of the land and promote respect for law and legal processes." Rule 1.02 under Canon 1 states: "A
lawyer shall not counsel or abet activities aimed at defiance of the law or at decreasing confidence
in the legal systems."

The other canons of professional responsibility which respondent transgressed are the following:



Rule 15.07- A lawyer shall impress upon his client compliance with the laws and the principles of

Aside from constituting violation of the lawyers oath, the acts of respondents also amount to gross
misconduct under Section 27, Rule 138 of the Rules of Court, which provides:

SEC. 27. Disbarment or suspension of attorneys by Supreme Court, grounds therefor. A member of
the bar may be disbarred or suspended from his office as attorney by the Supreme Court for any
deceit, malpractice, or other gross misconduct in such office, grossly immoral conduct, or by reason
of his conviction of a crime involving moral turpitude, or for any violation of the oath which he is
required to take before admission to practice, or for a wilful disobedience appearing as an attorney
for a party to a case without authority so to do. x x x

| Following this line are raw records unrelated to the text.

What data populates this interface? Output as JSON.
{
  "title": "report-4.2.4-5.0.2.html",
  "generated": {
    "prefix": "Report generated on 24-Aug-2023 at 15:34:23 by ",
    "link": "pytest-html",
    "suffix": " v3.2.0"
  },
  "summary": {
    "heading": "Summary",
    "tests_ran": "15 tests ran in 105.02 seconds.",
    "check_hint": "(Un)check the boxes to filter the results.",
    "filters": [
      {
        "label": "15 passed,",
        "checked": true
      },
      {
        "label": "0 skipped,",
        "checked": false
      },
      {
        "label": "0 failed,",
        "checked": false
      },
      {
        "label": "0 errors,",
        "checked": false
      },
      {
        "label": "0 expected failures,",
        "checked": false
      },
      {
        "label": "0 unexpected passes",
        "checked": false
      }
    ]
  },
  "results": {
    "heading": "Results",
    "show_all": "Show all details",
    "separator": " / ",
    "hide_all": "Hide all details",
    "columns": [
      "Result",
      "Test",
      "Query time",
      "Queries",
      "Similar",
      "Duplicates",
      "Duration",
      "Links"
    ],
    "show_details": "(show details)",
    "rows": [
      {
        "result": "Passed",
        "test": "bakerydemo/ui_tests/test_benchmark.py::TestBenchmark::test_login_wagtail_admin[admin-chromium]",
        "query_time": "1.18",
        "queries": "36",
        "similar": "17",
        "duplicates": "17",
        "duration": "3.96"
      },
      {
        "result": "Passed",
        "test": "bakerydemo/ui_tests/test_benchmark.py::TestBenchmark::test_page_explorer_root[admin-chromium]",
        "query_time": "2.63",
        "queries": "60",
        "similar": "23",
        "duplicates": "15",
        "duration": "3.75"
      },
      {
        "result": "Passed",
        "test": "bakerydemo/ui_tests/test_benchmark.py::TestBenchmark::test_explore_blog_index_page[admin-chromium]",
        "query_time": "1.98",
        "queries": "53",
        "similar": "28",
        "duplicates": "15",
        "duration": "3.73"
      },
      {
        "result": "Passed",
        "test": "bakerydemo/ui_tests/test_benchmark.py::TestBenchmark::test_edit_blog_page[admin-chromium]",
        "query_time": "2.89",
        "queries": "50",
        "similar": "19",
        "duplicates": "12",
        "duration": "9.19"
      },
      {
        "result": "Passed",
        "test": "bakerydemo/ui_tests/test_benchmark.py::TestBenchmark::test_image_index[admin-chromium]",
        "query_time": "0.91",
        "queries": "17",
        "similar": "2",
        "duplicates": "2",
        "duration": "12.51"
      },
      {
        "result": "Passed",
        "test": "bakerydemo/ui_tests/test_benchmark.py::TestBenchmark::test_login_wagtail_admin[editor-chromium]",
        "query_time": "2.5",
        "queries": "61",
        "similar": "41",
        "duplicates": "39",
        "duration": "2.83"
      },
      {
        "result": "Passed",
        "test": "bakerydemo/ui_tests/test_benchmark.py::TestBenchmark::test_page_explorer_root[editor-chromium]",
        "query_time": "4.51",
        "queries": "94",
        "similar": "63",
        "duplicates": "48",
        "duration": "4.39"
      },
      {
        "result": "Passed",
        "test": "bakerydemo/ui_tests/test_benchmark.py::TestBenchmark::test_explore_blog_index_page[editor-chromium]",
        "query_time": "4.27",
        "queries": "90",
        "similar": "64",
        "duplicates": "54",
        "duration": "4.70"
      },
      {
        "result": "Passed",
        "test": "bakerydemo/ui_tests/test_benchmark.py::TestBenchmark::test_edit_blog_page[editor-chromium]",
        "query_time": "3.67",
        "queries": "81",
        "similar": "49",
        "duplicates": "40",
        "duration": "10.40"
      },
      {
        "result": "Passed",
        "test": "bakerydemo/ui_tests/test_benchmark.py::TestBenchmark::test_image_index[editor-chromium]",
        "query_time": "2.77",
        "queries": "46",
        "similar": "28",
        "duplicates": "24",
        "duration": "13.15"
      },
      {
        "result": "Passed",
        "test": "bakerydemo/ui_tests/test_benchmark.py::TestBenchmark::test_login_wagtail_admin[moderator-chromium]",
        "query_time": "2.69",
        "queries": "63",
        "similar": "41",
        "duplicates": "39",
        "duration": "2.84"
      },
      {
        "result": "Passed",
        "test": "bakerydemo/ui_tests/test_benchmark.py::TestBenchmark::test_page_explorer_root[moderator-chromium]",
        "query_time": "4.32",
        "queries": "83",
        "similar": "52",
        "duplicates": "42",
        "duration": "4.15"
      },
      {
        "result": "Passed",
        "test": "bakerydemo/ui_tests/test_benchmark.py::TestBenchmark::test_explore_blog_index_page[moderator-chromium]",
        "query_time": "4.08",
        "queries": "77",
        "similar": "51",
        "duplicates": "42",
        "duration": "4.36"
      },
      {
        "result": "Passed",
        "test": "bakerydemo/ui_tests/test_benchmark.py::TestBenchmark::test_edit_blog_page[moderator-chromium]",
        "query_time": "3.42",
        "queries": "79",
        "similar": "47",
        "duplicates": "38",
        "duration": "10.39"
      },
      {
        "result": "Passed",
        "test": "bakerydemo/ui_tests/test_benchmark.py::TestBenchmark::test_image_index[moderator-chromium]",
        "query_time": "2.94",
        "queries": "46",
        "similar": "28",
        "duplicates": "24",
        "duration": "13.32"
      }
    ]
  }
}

The supreme penalty of disbarment is meted out only in clear cases of misconduct that seriously
affect the standing and character of the lawyer as an officer of the court. While we will not hesitate
to remove an erring attorney from the esteemed brotherhood of lawyers, where the evidence calls
for it, we will also not disbar him where a lesser penalty will suffice to accomplish the desired end.

We cannot accept, however, the plea of leniency expressed by the IBP Board of Governors in behalf
of respondent. We also find that the suspension for two (2) months recommended by the IBP
Investigating Commissioner too light. We find six (6) months suspension to be a sufficient sanction
against respondent.

WHEREFORE, respondent Atty. Johnson B. Hontanosas, is found GUILTY of violating the lawyers
oath and gross misconduct. He is SUSPENDED from the practice of law for six (6) months with
a WARNING that a repetition of the same or similar act will be dealt with more severely.
Respondents suspension is effective upon notice hereof. Let notice of this Resolution be spread in
respondents record as an attorney in this Court, and notice of the same served on the Integrated
Bar of the Philippines and on the Office of the Court Administrator for circulation to all the courts


Associate Justice